Some bands — like Gwar or Ghost B.C., for example — don't need scary gear to be scary. That said, if they were wielding any of the axes featured in this photo gallery, well, let's just say it wouldn't hurt.
Dr. Evil may have never gotten his sharks with “frickin’ laser beams,” but Taiwanese rock god Leehom Wang had no such problem when he asked Irish luthier Alistair Hay of Emerald Guitars to create the Bahamut, a guitar in the shape of a metallic dragon, complete with laser eyes.

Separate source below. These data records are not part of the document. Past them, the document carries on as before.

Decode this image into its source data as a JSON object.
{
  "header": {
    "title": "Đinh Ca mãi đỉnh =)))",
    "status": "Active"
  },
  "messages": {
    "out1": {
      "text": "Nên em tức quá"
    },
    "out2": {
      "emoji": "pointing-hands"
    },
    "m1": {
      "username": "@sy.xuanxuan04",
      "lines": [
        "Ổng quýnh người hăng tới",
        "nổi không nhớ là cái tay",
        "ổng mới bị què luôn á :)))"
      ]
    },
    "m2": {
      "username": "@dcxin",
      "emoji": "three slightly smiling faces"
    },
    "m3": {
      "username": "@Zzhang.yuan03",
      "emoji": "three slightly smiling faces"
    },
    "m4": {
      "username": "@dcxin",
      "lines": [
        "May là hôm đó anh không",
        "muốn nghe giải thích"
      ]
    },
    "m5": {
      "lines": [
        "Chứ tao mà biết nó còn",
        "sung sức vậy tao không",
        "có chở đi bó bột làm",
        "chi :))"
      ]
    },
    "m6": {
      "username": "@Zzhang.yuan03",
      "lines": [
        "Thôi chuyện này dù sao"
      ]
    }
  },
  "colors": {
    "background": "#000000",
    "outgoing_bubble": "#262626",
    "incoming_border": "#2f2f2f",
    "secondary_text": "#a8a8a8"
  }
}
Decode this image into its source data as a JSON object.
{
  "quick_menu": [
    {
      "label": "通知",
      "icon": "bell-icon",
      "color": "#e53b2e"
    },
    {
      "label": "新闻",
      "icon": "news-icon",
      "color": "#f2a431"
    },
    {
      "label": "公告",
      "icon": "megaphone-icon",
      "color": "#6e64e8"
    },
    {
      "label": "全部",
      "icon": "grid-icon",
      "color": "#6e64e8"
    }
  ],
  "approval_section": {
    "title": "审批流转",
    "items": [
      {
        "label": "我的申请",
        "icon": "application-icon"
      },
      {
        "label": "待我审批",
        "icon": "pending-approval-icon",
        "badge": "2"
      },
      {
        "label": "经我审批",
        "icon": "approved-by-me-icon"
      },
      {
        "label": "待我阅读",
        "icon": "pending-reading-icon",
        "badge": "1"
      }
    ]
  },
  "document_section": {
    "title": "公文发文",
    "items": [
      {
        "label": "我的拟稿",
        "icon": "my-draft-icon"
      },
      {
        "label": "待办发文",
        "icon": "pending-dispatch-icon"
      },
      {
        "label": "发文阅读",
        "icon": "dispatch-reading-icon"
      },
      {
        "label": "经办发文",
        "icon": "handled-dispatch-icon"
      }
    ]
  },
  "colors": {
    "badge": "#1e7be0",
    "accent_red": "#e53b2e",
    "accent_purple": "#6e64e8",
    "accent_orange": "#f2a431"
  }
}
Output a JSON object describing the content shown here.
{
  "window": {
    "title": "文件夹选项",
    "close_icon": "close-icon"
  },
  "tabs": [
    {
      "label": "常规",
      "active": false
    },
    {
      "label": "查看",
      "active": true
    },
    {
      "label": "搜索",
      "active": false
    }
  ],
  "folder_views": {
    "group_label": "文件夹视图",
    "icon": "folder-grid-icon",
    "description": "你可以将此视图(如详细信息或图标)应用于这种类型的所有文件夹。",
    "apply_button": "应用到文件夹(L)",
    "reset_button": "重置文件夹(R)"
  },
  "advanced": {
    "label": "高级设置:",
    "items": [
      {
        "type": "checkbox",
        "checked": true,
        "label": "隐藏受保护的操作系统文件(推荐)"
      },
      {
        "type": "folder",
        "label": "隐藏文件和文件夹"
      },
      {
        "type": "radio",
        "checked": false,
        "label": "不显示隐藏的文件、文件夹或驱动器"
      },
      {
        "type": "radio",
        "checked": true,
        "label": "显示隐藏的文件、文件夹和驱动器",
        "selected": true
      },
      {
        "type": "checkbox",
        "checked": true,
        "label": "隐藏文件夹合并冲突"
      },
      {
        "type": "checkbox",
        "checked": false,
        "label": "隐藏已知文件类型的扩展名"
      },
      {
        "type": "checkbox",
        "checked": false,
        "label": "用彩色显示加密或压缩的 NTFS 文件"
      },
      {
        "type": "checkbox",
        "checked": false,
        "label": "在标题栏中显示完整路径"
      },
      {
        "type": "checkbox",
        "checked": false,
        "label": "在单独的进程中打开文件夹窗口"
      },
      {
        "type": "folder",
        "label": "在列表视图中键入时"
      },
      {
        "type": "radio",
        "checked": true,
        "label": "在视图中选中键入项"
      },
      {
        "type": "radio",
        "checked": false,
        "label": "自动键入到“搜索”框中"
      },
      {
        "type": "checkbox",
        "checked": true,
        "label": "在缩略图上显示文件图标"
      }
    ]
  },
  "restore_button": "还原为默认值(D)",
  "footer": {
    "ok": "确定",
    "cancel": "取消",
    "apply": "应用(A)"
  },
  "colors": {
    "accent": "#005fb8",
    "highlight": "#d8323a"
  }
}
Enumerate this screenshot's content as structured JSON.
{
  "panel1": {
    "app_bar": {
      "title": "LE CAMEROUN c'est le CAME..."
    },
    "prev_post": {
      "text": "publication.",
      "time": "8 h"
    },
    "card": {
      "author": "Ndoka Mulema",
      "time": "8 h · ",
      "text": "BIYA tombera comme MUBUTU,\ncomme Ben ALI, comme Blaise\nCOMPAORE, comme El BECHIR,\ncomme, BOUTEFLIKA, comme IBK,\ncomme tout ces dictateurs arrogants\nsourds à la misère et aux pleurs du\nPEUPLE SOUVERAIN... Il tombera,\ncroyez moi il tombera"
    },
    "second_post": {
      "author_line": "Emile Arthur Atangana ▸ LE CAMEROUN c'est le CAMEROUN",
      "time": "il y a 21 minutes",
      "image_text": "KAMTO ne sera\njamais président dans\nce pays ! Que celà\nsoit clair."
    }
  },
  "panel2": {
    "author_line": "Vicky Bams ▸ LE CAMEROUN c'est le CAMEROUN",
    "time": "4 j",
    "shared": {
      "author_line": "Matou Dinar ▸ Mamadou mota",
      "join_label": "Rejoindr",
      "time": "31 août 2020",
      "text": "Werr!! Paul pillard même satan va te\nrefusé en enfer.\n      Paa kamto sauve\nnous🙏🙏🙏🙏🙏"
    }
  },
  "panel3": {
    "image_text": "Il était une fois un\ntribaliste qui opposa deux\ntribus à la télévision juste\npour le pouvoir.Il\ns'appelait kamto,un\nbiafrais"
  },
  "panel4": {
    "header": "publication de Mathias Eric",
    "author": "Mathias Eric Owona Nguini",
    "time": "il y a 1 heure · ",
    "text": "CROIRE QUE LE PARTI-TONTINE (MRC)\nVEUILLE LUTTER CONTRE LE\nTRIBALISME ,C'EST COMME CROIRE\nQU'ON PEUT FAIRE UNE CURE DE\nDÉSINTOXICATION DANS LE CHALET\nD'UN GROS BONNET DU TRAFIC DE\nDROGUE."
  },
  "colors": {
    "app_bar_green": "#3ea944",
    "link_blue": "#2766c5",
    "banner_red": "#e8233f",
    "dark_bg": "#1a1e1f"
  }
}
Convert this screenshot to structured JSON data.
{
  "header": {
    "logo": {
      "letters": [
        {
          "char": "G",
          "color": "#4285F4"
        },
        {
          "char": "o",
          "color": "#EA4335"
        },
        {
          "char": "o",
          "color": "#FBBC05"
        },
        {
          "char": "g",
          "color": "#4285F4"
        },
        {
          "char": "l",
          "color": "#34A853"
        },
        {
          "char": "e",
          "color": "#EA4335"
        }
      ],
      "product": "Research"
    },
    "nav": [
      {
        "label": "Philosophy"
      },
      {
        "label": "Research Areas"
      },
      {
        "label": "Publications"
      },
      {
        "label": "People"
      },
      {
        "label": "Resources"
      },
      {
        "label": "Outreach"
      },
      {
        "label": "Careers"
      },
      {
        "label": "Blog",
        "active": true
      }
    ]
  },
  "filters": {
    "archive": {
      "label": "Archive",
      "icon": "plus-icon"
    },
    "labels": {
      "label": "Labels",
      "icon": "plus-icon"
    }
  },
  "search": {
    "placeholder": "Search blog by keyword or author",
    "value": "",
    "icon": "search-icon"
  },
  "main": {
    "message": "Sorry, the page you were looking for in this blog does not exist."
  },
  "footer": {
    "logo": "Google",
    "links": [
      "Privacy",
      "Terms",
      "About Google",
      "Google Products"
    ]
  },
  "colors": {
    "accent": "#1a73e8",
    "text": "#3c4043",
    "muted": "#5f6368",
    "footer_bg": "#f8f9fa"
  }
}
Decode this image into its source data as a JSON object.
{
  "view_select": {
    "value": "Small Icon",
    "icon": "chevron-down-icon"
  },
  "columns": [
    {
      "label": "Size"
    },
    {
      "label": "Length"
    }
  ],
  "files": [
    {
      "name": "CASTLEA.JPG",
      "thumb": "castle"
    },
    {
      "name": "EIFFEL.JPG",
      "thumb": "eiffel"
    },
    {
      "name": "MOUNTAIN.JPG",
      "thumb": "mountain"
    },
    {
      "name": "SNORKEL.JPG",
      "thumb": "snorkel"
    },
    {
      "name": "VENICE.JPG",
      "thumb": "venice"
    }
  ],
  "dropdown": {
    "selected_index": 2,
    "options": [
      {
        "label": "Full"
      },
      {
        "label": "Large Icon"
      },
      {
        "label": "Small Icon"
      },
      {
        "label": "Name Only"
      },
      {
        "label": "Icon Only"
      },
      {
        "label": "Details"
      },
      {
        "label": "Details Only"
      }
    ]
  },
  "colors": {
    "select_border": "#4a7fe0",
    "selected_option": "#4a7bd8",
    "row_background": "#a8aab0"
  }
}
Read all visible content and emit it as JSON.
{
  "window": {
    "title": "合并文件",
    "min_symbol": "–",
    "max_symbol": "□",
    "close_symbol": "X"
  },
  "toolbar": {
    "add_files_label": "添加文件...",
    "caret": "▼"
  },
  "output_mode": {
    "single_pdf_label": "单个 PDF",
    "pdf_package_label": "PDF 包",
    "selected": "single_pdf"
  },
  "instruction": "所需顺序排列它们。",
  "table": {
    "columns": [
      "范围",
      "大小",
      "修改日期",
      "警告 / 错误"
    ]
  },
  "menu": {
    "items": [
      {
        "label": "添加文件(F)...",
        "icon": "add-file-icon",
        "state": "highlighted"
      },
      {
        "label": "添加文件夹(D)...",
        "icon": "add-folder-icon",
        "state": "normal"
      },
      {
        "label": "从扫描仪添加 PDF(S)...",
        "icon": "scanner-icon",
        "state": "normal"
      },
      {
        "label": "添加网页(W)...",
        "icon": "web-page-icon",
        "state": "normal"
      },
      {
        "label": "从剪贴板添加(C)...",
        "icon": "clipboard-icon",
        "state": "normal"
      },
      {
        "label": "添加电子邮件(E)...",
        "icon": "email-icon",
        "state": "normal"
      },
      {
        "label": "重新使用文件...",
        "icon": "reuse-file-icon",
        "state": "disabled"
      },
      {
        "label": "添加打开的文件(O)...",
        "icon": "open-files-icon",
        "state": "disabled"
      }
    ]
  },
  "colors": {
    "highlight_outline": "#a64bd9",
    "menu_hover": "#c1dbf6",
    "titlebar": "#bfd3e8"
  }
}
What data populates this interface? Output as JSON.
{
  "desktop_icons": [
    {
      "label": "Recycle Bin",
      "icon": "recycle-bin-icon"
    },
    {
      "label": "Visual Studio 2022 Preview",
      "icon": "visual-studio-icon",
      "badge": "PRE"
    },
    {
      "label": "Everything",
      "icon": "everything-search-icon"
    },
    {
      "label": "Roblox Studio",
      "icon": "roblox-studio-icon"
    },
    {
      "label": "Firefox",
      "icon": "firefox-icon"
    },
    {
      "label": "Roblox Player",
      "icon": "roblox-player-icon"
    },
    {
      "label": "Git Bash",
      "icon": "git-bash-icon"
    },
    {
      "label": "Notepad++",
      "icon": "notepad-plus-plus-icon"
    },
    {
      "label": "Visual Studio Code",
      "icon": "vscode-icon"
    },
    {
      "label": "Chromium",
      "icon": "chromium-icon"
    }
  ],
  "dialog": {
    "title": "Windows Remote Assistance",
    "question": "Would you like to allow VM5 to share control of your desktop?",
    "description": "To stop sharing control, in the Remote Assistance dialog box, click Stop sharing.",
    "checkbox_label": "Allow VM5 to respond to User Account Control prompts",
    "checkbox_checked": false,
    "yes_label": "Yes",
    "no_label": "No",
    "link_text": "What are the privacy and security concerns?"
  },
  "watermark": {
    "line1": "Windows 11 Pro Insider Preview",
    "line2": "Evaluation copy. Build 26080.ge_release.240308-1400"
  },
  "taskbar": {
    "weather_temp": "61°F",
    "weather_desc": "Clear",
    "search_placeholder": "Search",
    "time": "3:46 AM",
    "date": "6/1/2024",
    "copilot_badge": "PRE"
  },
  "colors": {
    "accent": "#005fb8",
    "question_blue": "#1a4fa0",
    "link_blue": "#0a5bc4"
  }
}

While eight-string solidbody electric guitars haven’t yet matched the popularity of their seven-string counterparts, a growing number of companies have developed eight-string models since the first mass-produced eight-string guitars hit the market in 2007.
With its staggering selection of seven-string, eight-string and baritone guitars, Schecter has become a leading source of alternative instruments that fall between the standard six-string guitar and four-string bass.
These videos are bonus content related to the December 2013 issue of Guitar World. For the full range of interviews, features, tabs and more, pick up the new issue on newsstands now, or in our online store.
For inlay work, builders often use all kinds of exotic materials, including shells, hardwoods, semiprecious stones and precious metals. When building his Dueling Dragons guitar, luthier Virgil Mandanici of Virgil Guitars utilized all of the above, but he also incorporated two more unusual materials: teeth from prehistoric sharks, for the dragons’ teeth and claws, and puppy teeth, for the dragons’ horns.